DATA EXTRACTS:

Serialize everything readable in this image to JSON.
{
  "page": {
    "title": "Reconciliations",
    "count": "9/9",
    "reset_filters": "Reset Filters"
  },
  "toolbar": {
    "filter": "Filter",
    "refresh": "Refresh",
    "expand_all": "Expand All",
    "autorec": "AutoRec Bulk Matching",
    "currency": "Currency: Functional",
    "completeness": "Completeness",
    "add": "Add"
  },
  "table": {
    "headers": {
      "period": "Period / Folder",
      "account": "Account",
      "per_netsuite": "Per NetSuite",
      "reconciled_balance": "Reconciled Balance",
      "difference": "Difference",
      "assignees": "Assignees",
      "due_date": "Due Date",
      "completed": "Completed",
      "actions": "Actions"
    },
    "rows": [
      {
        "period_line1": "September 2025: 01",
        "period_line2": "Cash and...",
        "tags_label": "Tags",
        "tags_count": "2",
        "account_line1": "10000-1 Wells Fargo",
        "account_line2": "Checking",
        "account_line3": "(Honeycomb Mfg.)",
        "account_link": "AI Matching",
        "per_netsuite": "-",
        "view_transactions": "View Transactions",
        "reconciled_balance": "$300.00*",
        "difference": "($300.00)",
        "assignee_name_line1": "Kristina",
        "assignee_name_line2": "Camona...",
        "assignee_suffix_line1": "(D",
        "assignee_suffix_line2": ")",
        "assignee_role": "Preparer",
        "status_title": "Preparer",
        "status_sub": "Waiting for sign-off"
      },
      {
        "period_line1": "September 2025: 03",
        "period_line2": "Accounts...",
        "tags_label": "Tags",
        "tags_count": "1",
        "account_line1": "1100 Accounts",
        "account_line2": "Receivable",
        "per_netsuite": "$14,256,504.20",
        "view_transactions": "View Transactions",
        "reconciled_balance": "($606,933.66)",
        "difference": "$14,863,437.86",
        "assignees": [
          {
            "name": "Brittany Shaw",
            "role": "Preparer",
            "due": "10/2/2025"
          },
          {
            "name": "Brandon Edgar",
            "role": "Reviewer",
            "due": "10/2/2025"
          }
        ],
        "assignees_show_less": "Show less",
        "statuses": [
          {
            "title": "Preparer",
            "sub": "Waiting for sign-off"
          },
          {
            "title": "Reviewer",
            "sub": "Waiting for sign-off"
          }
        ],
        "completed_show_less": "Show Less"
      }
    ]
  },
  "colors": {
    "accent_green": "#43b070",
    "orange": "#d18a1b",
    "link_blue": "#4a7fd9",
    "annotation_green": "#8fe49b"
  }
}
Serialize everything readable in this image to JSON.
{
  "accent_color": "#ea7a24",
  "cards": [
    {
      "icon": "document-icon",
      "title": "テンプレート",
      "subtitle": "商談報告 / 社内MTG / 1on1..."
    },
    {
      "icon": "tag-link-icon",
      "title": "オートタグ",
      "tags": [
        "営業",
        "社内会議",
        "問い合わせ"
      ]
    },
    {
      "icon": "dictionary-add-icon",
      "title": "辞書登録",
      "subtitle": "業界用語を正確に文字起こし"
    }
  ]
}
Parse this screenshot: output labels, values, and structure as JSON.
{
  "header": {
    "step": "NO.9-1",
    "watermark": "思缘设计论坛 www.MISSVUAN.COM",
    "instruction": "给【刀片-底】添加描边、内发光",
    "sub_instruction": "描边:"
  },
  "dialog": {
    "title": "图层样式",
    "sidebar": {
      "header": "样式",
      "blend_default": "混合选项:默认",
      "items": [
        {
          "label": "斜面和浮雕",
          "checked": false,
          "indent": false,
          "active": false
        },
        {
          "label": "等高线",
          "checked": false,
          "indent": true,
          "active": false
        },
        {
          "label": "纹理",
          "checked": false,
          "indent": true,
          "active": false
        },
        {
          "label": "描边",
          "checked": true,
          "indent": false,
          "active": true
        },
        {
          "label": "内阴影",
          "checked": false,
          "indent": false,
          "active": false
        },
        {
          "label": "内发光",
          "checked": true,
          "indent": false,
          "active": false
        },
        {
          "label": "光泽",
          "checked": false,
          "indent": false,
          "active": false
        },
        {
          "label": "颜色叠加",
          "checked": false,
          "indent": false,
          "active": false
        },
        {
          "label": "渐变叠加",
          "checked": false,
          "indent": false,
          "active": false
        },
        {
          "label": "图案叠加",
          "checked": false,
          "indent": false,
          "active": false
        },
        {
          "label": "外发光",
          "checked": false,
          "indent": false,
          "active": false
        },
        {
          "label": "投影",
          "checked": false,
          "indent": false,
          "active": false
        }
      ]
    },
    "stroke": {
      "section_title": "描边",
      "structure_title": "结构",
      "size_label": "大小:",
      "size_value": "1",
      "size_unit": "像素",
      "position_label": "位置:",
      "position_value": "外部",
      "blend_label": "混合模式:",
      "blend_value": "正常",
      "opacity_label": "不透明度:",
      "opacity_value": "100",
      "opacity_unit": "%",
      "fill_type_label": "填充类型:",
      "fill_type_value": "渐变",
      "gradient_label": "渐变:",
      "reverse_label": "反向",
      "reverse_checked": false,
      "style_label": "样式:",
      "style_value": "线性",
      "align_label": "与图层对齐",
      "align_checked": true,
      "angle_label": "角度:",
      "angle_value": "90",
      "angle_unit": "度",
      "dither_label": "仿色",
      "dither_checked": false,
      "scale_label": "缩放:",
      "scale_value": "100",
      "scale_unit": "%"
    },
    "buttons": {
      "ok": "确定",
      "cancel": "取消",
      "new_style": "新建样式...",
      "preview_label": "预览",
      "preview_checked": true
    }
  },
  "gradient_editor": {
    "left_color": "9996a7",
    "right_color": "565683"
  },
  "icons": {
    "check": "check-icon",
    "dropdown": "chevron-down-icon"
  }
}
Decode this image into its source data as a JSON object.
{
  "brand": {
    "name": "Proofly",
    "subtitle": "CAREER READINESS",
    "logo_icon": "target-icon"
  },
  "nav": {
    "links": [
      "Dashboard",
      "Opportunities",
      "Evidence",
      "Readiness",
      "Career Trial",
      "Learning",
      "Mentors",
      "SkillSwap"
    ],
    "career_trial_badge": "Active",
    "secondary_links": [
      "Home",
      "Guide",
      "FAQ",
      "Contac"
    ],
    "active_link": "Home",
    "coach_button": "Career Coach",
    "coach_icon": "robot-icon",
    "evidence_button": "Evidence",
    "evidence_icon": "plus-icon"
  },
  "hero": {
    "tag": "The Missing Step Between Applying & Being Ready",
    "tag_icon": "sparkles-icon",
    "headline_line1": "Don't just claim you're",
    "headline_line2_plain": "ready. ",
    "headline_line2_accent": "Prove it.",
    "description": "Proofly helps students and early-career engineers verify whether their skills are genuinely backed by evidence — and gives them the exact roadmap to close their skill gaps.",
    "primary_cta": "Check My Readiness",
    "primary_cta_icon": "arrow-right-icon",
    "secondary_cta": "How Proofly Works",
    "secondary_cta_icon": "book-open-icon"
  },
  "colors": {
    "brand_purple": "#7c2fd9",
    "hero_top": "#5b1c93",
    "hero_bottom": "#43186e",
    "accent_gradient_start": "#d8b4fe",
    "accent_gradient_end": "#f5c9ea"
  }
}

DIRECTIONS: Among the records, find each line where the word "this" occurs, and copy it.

EXERCISE RESULT:
Serialize everything readable in this image to JSON.
Serialize everything readable in this image to JSON.
Parse this screenshot: output labels, values, and structure as JSON.
Decode this image into its source data as a JSON object.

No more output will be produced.